Background: Type 2 cytokine-related immune responses associated with development of antigen-specific IgE antibodies can contribute to pathology in patients with allergic diseases and to fatal anaphylaxis. However, recent findings in mice indicate that IgE also can enhance defense against honeybee venom.
Objective: We tested whether IgE antibodies, IgE-dependent effector mechanisms, and a local anaphylactic reaction to an unrelated antigen can enhance defense against Russell viper venom (RVV) and determined whether such responses can be influenced by immunization protocol or mouse strain.
Methods: We compared the resistance of RVV-immunized wild-type, IgE-deficient, and Fcer1a-deficient mice after injection of a potentially lethal dose of RVV.
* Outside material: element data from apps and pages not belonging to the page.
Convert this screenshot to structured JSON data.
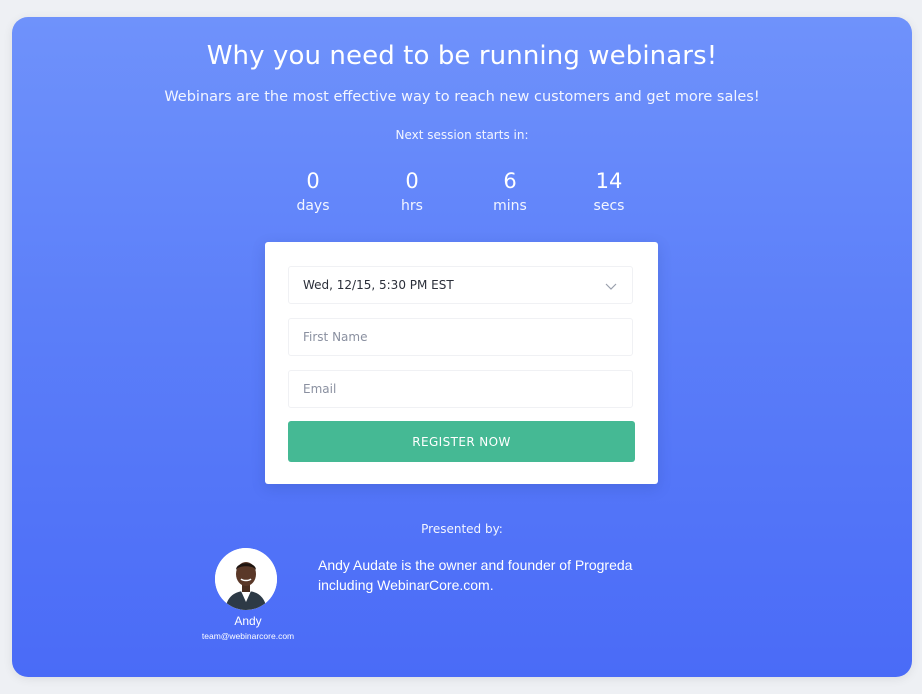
{
  "header": {
    "title": "Why you need to be running webinars!",
    "subtitle": "Webinars are the most effective way to reach new customers and get more sales!",
    "next_session_label": "Next session starts in:"
  },
  "countdown": [
    {
      "value": "0",
      "label": "days"
    },
    {
      "value": "0",
      "label": "hrs"
    },
    {
      "value": "6",
      "label": "mins"
    },
    {
      "value": "14",
      "label": "secs"
    }
  ],
  "form": {
    "session_select": {
      "selected": "Wed, 12/15, 5:30 PM EST",
      "icon": "chevron-down-icon"
    },
    "first_name": {
      "placeholder": "First Name",
      "value": ""
    },
    "email": {
      "placeholder": "Email",
      "value": ""
    },
    "register_label": "REGISTER NOW"
  },
  "presenter": {
    "heading": "Presented by:",
    "name": "Andy",
    "email": "team@webinarcore.com",
    "bio": "Andy Audate is the owner and founder of Progreda including WebinarCore.com."
  },
  "colors": {
    "accent_green": "#45b994",
    "gradient_top": "#6f92fb",
    "gradient_bottom": "#4a6bf7"
  }
}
Results: A single prior exposure to RVV enhanced the ability of wild-type mice, but not mice lacking IgE or functional FcεRI, to survive challenge with a potentially lethal amount of RVV. Moreover, IgE-dependent local passive cutaneous anaphylaxis in response to challenge with an antigen not naturally present in RVV significantly enhanced resistance to the venom. Finally, we observed different effects on resistance to RVV or honeybee venom in BALB/c versus C57BL/6 mice that had received a second exposure to that venom before challenge with a high dose of that venom.
Conclusion: These observations illustrate the potential benefit of IgE-dependent effector mechanisms in acquired host defense against venoms. The extent to which type 2 immune responses against venoms can decrease pathology associated with envenomation seems to be influenced by the type of venom, the frequency of venom exposure, and the genetic background of the host.
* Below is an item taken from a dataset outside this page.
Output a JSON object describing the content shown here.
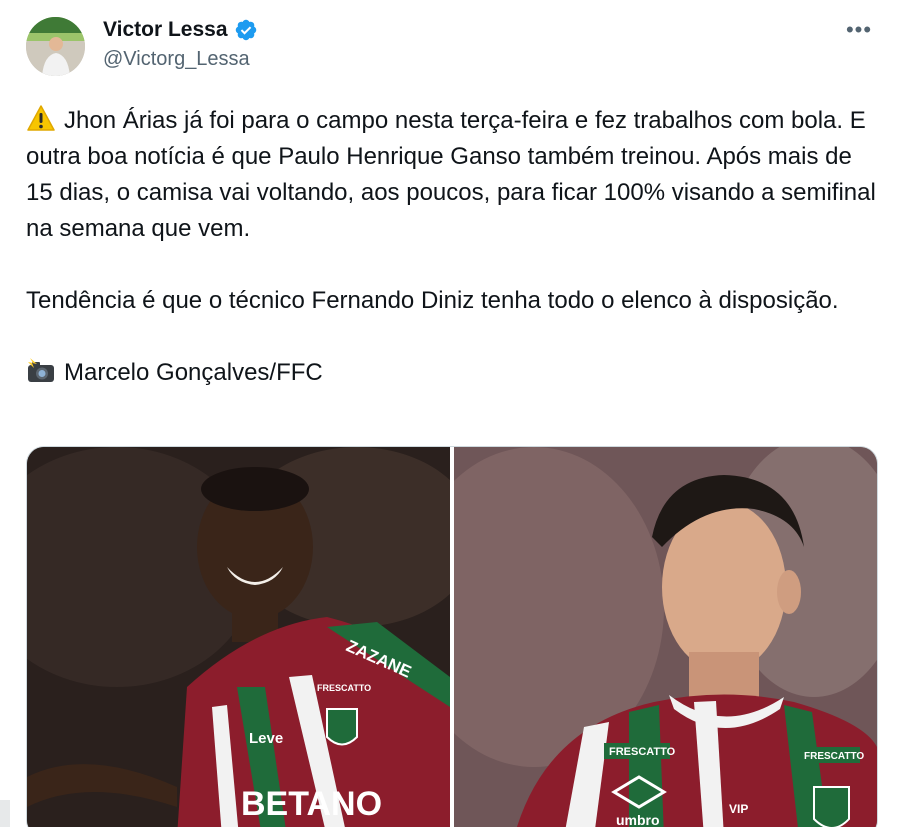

Keywords: Acquired resistance; Daboia russelii; FcεRIα; IgE; Russell viper; allergy; honeybee; mast cells; toxin hypothesis; type 2 immunity; venom.
Copyright © 2015 American Academy of Allergy, Asthma & Immunology. Published by Elsevier Inc. All rights reserved.